We have a delicate balance between buying the watershed protection water quality conservation lands, putting that in the same bond money [competing with urban parks], that was tough. My heart was with SOS, and BCP, and watershed protection stuff. But I see around me parks that aren’t mowed, pools don’t have chemicals. They’re not even open late enough – they close before Labor Day.

I want to go back to where the libraries are 7 days a week, and they’re open the hours that they used to be before they paired them, maybe five or six years ago. People forgot about that. New people coming to town don’t even know that there was a time when Yarborough was open Sunday through Saturday. I want to go back to that. For me it’s the things that affect the neighborhoods most closely would be one of my top priorities.

Are there things you would scale back on?

I don’t understand why the water utility can’t meld the conservation with the profit side of their enterprise, when Austin Energy has been able to do that. I asked that question when I sat on water-waste water [a City commission]. Two things I advocated for there was to provide progressive tiering. At that time it was just below 2,000, above 2,000 [gallons]. I think they have four tiers now. People who use a lot should pay a premium for it.

I’m concerned about all the straws in Lake Travis, and LCRA I understand is finally going to go down and hunt down the people who put illegal straws in the lake, because they’re not treating that water. They’re just putting it on their property. We’re at 38% capacity. It’s never been that low. Not since the 1950s.

I don’t know what else you do about that. They’re going to build a reservoir, but that’s for the lower Colorado. That’ll help downstream folks so we don’t have to shove it down there. But it’s got to rain – honestly. We’ve got to be really strategic in how we educate the community, where we allow the excess water to be used. We’ve seen a huge change in how people do the landscaping, just in the last 2-3 years.

Hasn’t it been remarkable?

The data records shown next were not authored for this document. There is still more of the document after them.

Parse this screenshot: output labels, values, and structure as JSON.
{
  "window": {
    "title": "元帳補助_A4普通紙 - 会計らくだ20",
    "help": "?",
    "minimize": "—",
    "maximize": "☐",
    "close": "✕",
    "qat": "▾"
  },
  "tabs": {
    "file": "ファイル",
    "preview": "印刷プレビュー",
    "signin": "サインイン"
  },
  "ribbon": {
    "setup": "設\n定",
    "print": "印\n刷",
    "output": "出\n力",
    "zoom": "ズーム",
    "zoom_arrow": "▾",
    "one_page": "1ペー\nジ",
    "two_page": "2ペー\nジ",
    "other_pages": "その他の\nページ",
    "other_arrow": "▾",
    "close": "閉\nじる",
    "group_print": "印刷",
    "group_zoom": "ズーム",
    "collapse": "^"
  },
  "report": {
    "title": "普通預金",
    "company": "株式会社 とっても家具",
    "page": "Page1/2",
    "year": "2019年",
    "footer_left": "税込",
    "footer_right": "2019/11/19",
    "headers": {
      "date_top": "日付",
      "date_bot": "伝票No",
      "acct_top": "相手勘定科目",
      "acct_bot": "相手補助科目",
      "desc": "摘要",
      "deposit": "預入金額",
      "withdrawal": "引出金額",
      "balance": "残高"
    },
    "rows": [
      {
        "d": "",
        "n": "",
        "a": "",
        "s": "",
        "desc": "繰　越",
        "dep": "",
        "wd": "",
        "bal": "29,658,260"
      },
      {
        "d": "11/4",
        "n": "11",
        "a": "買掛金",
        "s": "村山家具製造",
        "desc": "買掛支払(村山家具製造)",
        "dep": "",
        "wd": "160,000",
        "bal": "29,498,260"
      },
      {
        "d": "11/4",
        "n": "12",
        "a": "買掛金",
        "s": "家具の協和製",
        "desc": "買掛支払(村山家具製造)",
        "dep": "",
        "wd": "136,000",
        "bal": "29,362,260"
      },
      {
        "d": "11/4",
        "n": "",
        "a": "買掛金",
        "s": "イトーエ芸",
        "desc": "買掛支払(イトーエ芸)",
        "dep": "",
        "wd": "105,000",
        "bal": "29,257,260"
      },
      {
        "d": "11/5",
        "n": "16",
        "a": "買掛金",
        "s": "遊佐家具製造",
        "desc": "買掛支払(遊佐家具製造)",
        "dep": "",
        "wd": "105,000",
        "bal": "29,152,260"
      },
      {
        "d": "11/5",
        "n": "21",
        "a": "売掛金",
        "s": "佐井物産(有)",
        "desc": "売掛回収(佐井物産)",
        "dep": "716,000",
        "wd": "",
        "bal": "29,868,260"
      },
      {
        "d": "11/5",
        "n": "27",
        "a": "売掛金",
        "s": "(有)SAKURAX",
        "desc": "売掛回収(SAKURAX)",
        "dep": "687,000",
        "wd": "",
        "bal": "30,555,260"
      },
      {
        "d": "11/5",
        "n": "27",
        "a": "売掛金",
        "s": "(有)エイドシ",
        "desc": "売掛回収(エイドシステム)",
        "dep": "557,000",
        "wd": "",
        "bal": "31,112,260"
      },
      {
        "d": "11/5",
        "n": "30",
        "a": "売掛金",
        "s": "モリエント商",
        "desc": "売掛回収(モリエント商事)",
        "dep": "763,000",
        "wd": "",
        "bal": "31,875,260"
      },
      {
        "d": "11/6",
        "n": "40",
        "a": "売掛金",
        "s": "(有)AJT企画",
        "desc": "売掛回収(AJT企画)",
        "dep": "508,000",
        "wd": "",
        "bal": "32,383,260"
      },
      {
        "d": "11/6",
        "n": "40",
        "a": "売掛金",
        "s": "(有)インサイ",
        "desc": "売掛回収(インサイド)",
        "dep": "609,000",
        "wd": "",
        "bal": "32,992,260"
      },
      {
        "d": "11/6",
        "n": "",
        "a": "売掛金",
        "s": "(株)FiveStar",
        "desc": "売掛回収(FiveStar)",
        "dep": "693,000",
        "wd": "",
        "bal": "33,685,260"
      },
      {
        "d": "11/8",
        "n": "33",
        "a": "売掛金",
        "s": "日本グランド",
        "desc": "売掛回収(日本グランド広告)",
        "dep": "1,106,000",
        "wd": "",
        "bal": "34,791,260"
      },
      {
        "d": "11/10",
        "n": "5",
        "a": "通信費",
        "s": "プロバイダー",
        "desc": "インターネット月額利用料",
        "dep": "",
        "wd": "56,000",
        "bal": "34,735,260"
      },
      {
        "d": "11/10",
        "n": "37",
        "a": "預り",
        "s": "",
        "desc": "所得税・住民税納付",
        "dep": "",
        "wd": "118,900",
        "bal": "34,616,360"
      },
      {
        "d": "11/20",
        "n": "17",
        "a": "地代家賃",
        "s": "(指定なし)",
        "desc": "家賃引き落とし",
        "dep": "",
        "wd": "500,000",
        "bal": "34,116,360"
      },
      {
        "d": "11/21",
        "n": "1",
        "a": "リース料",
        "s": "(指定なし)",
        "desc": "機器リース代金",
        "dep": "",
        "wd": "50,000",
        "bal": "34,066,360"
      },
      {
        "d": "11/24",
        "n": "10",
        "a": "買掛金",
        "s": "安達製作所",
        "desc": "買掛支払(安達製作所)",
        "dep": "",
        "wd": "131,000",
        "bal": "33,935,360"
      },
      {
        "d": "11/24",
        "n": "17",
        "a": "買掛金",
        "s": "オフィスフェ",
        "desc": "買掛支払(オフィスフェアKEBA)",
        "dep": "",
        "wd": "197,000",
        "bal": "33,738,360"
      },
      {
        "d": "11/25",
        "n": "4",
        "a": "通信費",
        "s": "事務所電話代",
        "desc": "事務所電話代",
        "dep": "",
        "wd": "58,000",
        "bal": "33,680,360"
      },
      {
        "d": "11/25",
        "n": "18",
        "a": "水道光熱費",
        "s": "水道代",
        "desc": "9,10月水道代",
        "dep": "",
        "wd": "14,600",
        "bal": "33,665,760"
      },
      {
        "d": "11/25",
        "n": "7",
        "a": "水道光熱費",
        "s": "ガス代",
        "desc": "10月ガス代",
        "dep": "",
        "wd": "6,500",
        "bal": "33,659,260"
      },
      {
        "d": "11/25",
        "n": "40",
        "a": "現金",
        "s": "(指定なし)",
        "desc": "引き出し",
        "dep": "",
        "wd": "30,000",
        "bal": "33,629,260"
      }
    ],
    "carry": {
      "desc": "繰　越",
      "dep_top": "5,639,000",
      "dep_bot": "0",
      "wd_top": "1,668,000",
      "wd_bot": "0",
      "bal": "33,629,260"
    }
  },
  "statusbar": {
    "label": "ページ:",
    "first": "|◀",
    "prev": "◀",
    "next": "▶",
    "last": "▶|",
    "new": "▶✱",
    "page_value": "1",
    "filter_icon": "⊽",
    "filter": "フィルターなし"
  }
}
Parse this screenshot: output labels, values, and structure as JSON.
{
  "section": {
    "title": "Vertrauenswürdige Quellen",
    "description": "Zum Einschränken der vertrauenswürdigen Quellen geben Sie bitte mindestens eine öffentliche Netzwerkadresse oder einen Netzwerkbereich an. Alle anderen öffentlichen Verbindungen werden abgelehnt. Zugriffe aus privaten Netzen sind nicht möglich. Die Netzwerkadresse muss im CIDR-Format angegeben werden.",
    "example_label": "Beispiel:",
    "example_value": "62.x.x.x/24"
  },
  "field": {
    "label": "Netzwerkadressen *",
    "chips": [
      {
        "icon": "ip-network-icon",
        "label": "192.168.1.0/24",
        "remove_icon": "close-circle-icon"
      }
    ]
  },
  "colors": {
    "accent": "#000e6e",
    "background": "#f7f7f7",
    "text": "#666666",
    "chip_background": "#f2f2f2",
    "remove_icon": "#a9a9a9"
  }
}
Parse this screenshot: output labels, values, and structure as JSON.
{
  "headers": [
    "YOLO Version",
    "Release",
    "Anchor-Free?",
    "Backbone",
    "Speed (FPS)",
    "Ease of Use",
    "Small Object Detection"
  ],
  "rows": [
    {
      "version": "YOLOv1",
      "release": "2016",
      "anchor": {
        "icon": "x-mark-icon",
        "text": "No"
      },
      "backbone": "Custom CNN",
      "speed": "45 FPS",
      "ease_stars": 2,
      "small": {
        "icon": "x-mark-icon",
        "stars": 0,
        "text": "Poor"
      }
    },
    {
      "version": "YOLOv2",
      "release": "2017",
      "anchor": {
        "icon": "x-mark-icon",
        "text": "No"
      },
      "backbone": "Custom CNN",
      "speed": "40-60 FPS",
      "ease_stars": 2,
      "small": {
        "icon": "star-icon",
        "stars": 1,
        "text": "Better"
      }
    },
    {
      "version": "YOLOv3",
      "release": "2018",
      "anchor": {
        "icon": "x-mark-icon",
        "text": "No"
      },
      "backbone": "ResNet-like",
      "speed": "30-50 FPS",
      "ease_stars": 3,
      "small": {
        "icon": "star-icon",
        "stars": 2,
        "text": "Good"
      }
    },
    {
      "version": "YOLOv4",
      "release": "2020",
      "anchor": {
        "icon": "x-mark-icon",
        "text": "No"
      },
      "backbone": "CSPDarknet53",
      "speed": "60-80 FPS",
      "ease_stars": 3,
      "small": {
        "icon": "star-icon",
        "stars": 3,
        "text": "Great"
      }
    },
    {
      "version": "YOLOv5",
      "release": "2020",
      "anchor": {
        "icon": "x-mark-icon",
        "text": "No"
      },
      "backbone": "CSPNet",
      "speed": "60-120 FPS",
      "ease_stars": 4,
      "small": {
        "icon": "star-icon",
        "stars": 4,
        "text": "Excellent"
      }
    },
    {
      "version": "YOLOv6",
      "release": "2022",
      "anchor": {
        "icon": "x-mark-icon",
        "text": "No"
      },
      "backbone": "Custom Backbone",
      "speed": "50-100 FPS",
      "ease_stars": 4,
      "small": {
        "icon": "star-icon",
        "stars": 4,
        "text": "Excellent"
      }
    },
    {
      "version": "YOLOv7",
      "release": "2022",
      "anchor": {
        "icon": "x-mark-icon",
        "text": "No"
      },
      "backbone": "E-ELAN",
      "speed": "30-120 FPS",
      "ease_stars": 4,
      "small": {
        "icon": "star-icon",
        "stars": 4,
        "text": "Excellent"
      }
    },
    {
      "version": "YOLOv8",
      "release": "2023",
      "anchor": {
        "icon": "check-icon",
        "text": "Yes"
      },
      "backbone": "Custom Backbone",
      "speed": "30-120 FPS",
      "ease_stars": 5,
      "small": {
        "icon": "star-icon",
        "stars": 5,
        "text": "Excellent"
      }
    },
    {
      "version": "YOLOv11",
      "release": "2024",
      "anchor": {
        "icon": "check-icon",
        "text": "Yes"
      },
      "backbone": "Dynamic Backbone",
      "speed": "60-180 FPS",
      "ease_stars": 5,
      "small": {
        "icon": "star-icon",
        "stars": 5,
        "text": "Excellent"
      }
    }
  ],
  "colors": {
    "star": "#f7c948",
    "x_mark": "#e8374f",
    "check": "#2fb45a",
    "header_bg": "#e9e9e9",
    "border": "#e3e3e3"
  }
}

It has been remarkable, and it’s beautiful landscape. It’s low maintenance too, so you’re not even having to mow.

You just have to weed Bermuda.
Well if you get up early in the spring…

See also:

District 7 Candidates Page